Mrs. Fauolo-Manila noted how the various Polynesian groups at the festival share a common challenge in maintaining preserving and perpetuating their languages and cultures. “I heard the term ‘cultural revival’ on several occasions,” she recalled, “and I found it interesting when some islanders made reference to the revival of their ancient gods and the affirmation of their royal lineages. This ties-in with a resurgence in traditional arts  such as storytelling and tattooing. It was also interesting how much credit the missionaries deserve for their part in documenting and preserving Pacific cultures. Missionaries created most of the written forms of Polynesian languages that we still use today. The churches also preserved artifacts that could have been lost forever, such as the 24 rongorongo tables, the only evidence of the ancient Rapa Nui form of writing, that are today preserved by the Vatican in Rome.”

While in Papeete, the SSI Director made a personal connection with the region’s rich past when she Visited Point Venus, where Captain Cook landed, and where The Duff, the first missionary ship to arrive in what is now French Polynesia, also made port. “As a history teacher, it was a blessing to stand at the beach of Matavai where they landed,” she said.  Mrs. Fauolo-Manila also feels that her and Mrs. Mulitalo-Cheung’s presence at the festival helped to establish ASCC-SSI one of the contributors to the study and perpetuation of Polynesian cultures. “The festival coordinator, Billy Vaitoare, told me how the positive responses to us being there from American Samoa made him realize that the festival is worth it,” she recalled. “Even at the opening of the festival, we were acknowledged by the president of French Polynesia.

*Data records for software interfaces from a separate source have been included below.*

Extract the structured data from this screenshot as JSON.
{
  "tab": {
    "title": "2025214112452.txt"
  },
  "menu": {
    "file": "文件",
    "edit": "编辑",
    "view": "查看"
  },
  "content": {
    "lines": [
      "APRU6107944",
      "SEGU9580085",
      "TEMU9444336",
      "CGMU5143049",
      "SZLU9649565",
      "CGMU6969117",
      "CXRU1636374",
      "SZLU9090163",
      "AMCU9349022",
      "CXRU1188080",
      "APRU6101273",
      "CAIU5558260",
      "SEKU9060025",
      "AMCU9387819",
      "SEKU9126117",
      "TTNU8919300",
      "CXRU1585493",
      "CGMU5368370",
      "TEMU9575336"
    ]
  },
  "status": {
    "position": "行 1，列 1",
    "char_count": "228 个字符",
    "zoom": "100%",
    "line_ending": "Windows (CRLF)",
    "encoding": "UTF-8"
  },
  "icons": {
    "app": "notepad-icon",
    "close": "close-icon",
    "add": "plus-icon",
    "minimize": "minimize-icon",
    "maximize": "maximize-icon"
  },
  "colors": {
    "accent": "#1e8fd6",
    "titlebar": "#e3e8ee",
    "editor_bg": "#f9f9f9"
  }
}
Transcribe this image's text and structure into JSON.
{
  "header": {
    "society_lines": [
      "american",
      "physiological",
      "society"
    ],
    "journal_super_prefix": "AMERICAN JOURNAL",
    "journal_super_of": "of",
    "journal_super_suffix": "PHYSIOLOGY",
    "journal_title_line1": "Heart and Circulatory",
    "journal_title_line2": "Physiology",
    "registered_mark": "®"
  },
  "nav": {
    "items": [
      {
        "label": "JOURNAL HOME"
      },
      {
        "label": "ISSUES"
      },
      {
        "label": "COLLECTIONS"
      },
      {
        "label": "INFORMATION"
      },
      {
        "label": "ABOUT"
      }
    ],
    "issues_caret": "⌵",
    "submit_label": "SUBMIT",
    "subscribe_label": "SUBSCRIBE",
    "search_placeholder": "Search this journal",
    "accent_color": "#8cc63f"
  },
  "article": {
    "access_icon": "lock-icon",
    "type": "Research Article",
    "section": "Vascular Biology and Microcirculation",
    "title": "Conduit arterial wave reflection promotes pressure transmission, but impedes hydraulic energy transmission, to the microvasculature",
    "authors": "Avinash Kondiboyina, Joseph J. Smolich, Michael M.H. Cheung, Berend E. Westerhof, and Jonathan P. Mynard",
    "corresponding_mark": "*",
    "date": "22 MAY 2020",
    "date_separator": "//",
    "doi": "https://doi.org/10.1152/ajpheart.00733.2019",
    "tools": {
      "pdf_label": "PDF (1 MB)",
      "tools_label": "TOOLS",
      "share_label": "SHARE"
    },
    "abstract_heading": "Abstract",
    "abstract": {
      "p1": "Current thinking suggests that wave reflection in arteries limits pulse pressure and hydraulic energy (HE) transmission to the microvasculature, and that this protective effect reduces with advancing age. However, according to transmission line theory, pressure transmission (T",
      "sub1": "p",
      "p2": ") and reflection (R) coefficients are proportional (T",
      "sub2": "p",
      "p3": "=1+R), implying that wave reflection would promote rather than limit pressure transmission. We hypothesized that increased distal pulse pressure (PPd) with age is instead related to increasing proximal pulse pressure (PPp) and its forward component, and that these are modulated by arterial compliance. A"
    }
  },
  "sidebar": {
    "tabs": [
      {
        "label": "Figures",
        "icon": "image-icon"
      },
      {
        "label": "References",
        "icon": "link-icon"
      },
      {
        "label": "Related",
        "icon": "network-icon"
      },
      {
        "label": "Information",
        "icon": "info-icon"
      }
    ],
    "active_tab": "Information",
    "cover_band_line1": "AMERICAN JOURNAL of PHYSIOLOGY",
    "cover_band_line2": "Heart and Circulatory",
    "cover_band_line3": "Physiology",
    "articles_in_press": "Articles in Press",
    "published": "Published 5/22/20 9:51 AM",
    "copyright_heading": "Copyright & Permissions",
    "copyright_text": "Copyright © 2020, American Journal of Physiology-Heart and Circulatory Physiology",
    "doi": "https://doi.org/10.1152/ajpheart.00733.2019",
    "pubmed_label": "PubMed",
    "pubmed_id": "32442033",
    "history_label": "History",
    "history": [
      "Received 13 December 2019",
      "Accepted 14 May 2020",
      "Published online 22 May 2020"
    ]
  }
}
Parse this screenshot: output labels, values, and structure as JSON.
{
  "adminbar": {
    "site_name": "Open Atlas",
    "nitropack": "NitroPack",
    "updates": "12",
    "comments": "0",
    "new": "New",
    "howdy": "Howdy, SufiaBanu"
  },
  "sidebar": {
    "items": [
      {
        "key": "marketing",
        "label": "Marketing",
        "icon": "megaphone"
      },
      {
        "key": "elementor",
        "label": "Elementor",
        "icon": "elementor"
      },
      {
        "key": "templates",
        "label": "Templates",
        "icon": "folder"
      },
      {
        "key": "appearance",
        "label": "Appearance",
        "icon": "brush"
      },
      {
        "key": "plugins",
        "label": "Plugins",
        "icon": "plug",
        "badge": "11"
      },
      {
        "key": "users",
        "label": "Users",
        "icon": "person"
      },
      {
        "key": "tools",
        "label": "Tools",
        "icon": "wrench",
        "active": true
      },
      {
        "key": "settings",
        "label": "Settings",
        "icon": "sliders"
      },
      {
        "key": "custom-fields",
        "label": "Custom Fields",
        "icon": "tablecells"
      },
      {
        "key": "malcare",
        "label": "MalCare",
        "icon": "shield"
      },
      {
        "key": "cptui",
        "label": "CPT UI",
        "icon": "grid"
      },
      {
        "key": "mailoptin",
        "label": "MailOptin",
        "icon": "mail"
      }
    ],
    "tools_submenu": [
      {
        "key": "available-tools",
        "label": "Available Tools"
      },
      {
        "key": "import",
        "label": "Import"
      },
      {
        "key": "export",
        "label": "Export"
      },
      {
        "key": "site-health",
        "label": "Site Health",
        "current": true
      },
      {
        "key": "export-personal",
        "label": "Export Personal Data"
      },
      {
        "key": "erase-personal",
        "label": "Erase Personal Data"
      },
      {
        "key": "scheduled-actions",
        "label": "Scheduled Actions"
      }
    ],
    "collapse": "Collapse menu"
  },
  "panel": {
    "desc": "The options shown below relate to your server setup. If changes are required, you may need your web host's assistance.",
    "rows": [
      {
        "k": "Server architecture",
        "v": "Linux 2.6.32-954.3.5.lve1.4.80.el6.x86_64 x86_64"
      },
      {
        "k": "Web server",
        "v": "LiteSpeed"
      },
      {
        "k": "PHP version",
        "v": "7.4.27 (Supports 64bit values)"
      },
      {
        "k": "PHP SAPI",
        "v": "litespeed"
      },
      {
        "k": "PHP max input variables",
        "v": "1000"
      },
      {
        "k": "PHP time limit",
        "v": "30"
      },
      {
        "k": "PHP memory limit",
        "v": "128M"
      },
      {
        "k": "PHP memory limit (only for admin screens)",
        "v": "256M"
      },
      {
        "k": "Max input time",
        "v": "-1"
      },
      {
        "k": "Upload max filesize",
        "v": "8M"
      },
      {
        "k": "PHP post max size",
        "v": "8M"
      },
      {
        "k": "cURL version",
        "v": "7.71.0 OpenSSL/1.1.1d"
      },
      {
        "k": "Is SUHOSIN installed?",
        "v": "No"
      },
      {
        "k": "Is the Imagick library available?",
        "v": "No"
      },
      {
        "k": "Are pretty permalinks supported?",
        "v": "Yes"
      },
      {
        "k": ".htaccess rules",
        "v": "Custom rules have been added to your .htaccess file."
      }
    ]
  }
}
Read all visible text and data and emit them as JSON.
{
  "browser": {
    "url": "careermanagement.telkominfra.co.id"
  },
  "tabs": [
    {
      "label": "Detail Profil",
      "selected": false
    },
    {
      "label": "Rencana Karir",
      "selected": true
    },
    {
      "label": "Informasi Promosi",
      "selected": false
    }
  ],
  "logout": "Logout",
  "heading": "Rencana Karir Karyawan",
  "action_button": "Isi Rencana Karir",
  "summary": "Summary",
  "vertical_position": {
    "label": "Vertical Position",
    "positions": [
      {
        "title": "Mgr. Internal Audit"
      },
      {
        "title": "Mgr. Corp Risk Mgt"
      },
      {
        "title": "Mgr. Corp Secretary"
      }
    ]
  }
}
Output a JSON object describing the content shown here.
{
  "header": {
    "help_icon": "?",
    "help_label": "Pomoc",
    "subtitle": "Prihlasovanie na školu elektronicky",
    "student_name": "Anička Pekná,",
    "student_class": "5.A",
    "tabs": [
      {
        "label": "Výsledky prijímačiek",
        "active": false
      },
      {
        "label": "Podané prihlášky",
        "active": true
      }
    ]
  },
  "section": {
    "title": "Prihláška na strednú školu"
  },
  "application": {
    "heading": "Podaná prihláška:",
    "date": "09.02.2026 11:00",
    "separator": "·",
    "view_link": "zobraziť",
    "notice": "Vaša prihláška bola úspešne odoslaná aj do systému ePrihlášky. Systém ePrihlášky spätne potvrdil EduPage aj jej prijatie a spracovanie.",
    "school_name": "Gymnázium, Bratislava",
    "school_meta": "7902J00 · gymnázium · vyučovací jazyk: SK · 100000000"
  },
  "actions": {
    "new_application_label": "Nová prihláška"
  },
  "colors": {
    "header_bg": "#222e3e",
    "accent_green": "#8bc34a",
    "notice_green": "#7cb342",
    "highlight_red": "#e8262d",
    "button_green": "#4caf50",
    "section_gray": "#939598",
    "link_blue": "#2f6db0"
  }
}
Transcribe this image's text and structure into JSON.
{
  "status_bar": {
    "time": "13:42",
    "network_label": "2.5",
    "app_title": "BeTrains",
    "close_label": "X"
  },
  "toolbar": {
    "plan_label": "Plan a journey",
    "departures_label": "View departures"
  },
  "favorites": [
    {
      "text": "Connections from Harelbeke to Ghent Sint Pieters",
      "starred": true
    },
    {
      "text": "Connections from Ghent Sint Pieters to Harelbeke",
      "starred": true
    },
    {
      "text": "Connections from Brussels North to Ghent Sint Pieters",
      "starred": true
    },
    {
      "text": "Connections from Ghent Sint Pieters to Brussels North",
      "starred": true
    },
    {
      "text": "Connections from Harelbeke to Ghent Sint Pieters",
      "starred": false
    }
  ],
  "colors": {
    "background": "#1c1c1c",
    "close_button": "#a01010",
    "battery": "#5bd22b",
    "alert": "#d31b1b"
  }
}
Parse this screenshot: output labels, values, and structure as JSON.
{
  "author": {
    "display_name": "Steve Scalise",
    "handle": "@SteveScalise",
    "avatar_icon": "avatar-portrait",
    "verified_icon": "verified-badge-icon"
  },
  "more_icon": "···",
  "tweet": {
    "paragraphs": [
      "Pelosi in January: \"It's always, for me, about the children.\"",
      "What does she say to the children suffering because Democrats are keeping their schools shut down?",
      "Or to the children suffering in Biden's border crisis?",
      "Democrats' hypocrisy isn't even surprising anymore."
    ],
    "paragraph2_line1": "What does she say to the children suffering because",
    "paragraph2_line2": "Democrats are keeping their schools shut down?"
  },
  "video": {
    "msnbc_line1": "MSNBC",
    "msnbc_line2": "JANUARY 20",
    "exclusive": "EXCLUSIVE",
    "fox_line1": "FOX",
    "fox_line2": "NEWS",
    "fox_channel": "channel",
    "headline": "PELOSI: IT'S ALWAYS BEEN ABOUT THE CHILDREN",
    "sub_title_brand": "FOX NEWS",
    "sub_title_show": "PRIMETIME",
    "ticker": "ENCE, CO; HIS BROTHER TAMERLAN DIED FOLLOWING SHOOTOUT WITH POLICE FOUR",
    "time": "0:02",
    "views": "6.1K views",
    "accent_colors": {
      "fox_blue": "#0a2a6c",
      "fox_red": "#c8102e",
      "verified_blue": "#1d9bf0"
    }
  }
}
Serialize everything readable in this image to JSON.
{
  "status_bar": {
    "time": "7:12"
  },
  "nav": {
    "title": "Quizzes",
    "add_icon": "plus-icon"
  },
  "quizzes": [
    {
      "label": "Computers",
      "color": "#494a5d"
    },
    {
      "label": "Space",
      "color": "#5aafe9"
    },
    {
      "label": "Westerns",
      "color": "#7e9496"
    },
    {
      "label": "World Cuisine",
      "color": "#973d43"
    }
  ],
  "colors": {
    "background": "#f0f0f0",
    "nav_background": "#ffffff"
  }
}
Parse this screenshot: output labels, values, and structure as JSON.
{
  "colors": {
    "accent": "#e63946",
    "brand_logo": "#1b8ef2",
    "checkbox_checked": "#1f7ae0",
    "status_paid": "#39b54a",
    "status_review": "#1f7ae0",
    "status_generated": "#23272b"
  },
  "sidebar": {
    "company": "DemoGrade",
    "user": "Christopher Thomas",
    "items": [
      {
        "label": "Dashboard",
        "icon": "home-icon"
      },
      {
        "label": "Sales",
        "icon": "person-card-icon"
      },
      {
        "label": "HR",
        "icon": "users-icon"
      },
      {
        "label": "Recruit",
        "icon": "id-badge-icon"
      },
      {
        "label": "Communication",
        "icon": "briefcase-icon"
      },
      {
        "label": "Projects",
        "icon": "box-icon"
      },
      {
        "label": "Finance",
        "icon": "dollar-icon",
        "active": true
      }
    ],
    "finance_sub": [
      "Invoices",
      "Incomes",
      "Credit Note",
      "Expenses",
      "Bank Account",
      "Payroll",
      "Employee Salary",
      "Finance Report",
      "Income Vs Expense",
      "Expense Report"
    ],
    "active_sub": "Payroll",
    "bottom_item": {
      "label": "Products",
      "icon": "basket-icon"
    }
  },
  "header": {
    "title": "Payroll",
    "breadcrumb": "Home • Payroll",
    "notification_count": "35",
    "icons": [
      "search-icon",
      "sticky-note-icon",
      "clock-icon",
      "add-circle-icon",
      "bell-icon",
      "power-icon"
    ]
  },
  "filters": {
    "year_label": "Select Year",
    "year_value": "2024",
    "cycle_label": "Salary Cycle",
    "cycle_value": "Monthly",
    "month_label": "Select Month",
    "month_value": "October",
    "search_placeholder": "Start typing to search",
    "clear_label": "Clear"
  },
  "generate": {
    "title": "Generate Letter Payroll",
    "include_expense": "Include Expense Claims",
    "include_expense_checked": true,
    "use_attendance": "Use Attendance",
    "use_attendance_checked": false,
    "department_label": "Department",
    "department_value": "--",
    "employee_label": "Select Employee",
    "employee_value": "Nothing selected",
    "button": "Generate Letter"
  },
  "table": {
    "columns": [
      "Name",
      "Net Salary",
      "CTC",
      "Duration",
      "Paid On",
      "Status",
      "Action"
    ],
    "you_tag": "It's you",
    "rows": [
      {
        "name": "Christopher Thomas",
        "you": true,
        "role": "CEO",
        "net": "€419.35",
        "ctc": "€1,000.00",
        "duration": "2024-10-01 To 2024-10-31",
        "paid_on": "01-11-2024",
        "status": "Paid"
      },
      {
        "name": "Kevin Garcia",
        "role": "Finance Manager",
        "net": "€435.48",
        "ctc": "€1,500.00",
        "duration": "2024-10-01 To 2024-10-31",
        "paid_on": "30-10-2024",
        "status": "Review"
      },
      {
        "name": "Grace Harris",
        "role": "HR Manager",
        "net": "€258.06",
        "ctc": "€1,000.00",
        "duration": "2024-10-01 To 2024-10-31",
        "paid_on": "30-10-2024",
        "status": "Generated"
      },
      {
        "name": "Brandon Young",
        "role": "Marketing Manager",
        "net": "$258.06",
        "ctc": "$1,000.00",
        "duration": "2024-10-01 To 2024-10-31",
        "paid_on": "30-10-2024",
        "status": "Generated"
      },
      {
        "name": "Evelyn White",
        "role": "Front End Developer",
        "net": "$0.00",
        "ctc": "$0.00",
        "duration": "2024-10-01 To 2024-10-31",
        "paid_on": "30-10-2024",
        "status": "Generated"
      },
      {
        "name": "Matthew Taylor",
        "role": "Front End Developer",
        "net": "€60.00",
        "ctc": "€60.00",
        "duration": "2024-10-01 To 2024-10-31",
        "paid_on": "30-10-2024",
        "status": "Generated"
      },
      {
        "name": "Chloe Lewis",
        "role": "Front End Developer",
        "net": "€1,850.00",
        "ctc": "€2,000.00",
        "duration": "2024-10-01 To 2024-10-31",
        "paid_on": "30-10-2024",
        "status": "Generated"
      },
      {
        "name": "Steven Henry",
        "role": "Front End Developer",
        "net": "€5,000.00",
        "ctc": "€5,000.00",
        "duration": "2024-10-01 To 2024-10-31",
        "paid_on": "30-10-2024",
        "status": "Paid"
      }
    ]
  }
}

That was a nice touch.

For further information about the Te fare Tahiti Nui Polynesian Festival, visit their website at: http://www.maisondelaculture.pf.   For information about classes on Samoa and the Pacific offered by the SSI, see the ASCC Catalog, available online at: www.amsamoa.edu.